An exceptional amount of dedication and creativity from everyone involved—bands, faculty, engineers, and the PULSE team—made this project come to life. The concert ran without a hitch, from our opening City Music All-Star act, to the perfectly-timed panel discussion, to Tumbleweed Company closing out the night. I want to extend a huge thanks to Sharon Lynch as floor director for the evening, Nazli Green as concert producer, Erin Genett for her beautiful poster design, Mary Boland who organized and produced video coverage of the event, and our camera and sound crew of Bryna Gootkind, Amy Schrob, James Staub, Zack Zukowski, and Elizabeth Acle. Additionally, I would like to give a shout-out to my fellow BANDED producers, Jeannie Greeley and Nicole Bedard for their spectacular work, as well as PULSE Director Dan Newsom for his support of this project.
Musicians are generally very giving people. If your goal is to move an audience, you can’t hold anything back. These bands were willing to put their process under our lens, trusting that, in the end, it would all help young musicians across the country bridge the gap between theory and creativity. I am excited to make that happen with my team, and hope to foster many more opportunities for the music community to engage with Berklee, PULSE, and the new landscape of music education. –Audrey Harrer, director of BANDED and PULSE creative manager of multimedia.
The past few weeks have been exciting and rigorous for Berklee City Music students from Boston and around the country. Watch the 18th annual Berklee City Music Scholarship Concert LIVE tonight on Ustream. The concert will feature student performances and the announcement of City Music college scholarship recipients. The evening begins at 7:30 p.m at the Berklee Performance Center.
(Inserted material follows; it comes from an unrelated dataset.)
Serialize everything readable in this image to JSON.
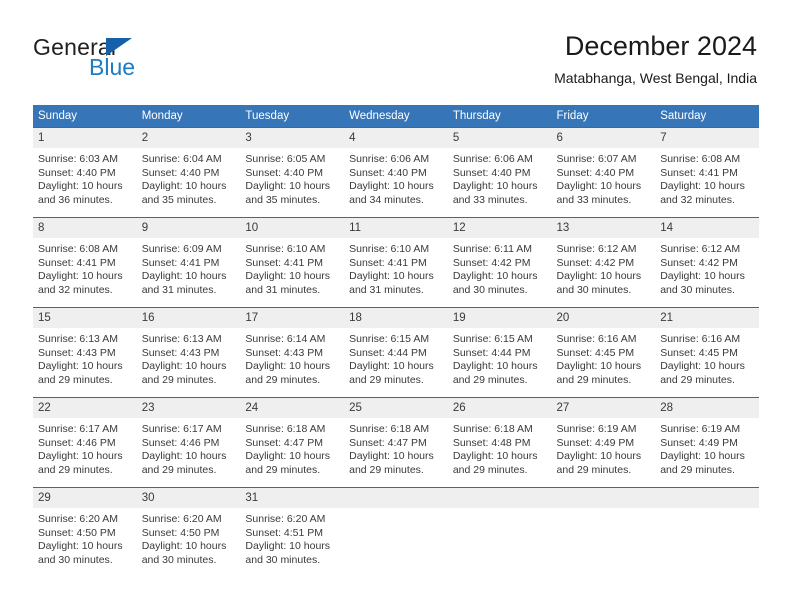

Tickets can be purchased on Ticketmaster.com in advance and for $10 at the door. Student tickets are $1. For more information please click here and also visit www.berkleecitymusic.org